What you need to do
Without changing a single character, write out every record below.

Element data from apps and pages
[Start of section]
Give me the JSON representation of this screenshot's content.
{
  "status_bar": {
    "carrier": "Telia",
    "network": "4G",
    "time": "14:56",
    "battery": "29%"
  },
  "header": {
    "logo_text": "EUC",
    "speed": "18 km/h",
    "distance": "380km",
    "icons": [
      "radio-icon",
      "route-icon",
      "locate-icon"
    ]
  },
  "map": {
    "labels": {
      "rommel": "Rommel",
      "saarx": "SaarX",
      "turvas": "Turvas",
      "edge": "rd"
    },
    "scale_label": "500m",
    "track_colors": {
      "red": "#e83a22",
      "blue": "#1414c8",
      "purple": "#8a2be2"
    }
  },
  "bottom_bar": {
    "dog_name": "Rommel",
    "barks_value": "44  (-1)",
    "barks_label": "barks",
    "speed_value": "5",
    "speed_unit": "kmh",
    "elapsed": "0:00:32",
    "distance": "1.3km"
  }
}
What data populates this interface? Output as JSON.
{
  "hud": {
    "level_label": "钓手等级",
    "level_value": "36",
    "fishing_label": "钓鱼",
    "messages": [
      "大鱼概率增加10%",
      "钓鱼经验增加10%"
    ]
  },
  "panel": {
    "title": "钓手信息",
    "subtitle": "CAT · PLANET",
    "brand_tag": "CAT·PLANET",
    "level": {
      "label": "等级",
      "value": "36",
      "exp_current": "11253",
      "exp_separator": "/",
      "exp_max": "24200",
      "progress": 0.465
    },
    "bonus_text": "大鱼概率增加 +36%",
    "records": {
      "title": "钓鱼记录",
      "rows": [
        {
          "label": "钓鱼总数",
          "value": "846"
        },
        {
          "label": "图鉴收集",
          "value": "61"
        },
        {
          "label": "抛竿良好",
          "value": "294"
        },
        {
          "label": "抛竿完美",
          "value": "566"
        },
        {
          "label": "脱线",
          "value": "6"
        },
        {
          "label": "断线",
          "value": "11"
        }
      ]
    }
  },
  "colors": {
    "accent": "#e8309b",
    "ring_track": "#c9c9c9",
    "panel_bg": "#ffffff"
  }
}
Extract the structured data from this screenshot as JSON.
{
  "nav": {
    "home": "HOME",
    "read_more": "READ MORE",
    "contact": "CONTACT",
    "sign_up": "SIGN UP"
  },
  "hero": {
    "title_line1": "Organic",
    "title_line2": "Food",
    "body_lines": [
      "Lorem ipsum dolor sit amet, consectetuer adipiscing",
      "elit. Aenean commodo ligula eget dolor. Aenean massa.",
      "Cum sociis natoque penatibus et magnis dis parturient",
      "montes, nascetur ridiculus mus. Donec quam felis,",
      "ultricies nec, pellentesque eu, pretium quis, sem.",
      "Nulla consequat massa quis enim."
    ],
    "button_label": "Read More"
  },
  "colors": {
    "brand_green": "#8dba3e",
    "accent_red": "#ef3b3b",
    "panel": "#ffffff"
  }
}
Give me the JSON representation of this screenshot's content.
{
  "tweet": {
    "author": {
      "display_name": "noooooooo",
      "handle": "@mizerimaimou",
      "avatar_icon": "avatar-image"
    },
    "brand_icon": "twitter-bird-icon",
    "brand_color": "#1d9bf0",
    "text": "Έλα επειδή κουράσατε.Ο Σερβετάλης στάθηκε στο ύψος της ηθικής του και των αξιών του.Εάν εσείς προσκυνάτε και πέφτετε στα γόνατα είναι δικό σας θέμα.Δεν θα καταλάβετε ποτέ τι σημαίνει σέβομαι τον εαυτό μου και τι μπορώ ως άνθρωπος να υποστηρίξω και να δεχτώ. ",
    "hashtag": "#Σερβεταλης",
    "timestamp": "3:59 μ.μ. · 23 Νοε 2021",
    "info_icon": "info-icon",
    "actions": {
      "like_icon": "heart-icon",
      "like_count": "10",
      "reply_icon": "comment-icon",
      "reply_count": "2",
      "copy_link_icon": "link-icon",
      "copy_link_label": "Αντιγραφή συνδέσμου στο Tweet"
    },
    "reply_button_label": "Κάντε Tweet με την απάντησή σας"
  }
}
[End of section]
Result of the exercise
Give me the JSON representation of this screenshot's content.
{
  "status_bar": {
    "carrier": "Telia",
    "network": "4G",
    "time": "14:56",
    "battery": "29%"
  },
  "header": {
    "logo_text": "EUC",
    "speed": "18 km/h",
    "distance": "380km",
    "icons": [
      "radio-icon",
      "route-icon",
      "locate-icon"
    ]
  },
  "map": {
    "labels": {
      "rommel": "Rommel",
      "saarx": "SaarX",
      "turvas": "Turvas",
      "edge": "rd"
    },
    "scale_label": "500m",
    "track_colors": {
      "red": "#e83a22",
      "blue": "#1414c8",
      "purple": "#8a2be2"
    }
  },
  "bottom_bar": {
    "dog_name": "Rommel",
    "barks_value": "44  (-1)",
    "barks_label": "barks",
    "speed_value": "5",
    "speed_unit": "kmh",
    "elapsed": "0:00:32",
    "distance": "1.3km"
  }
}
What data populates this interface? Output as JSON.
{
  "hud": {
    "level_label": "钓手等级",
    "level_value": "36",
    "fishing_label": "钓鱼",
    "messages": [
      "大鱼概率增加10%",
      "钓鱼经验增加10%"
    ]
  },
  "panel": {
    "title": "钓手信息",
    "subtitle": "CAT · PLANET",
    "brand_tag": "CAT·PLANET",
    "level": {
      "label": "等级",
      "value": "36",
      "exp_current": "11253",
      "exp_separator": "/",
      "exp_max": "24200",
      "progress": 0.465
    },
    "bonus_text": "大鱼概率增加 +36%",
    "records": {
      "title": "钓鱼记录",
      "rows": [
        {
          "label": "钓鱼总数",
          "value": "846"
        },
        {
          "label": "图鉴收集",
          "value": "61"
        },
        {
          "label": "抛竿良好",
          "value": "294"
        },
        {
          "label": "抛竿完美",
          "value": "566"
        },
        {
          "label": "脱线",
          "value": "6"
        },
        {
          "label": "断线",
          "value": "11"
        }
      ]
    }
  },
  "colors": {
    "accent": "#e8309b",
    "ring_track": "#c9c9c9",
    "panel_bg": "#ffffff"
  }
}
Extract the structured data from this screenshot as JSON.
{
  "nav": {
    "home": "HOME",
    "read_more": "READ MORE",
    "contact": "CONTACT",
    "sign_up": "SIGN UP"
  },
  "hero": {
    "title_line1": "Organic",
    "title_line2": "Food",
    "body_lines": [
      "Lorem ipsum dolor sit amet, consectetuer adipiscing",
      "elit. Aenean commodo ligula eget dolor. Aenean massa.",
      "Cum sociis natoque penatibus et magnis dis parturient",
      "montes, nascetur ridiculus mus. Donec quam felis,",
      "ultricies nec, pellentesque eu, pretium quis, sem.",
      "Nulla consequat massa quis enim."
    ],
    "button_label": "Read More"
  },
  "colors": {
    "brand_green": "#8dba3e",
    "accent_red": "#ef3b3b",
    "panel": "#ffffff"
  }
}
Give me the JSON representation of this screenshot's content.
{
  "tweet": {
    "author": {
      "display_name": "noooooooo",
      "handle": "@mizerimaimou",
      "avatar_icon": "avatar-image"
    },
    "brand_icon": "twitter-bird-icon",
    "brand_color": "#1d9bf0",
    "text": "Έλα επειδή κουράσατε.Ο Σερβετάλης στάθηκε στο ύψος της ηθικής του και των αξιών του.Εάν εσείς προσκυνάτε και πέφτετε στα γόνατα είναι δικό σας θέμα.Δεν θα καταλάβετε ποτέ τι σημαίνει σέβομαι τον εαυτό μου και τι μπορώ ως άνθρωπος να υποστηρίξω και να δεχτώ. ",
    "hashtag": "#Σερβεταλης",
    "timestamp": "3:59 μ.μ. · 23 Νοε 2021",
    "info_icon": "info-icon",
    "actions": {
      "like_icon": "heart-icon",
      "like_count": "10",
      "reply_icon": "comment-icon",
      "reply_count": "2",
      "copy_link_icon": "link-icon",
      "copy_link_label": "Αντιγραφή συνδέσμου στο Tweet"
    },
    "reply_button_label": "Κάντε Tweet με την απάντησή σας"
  }
}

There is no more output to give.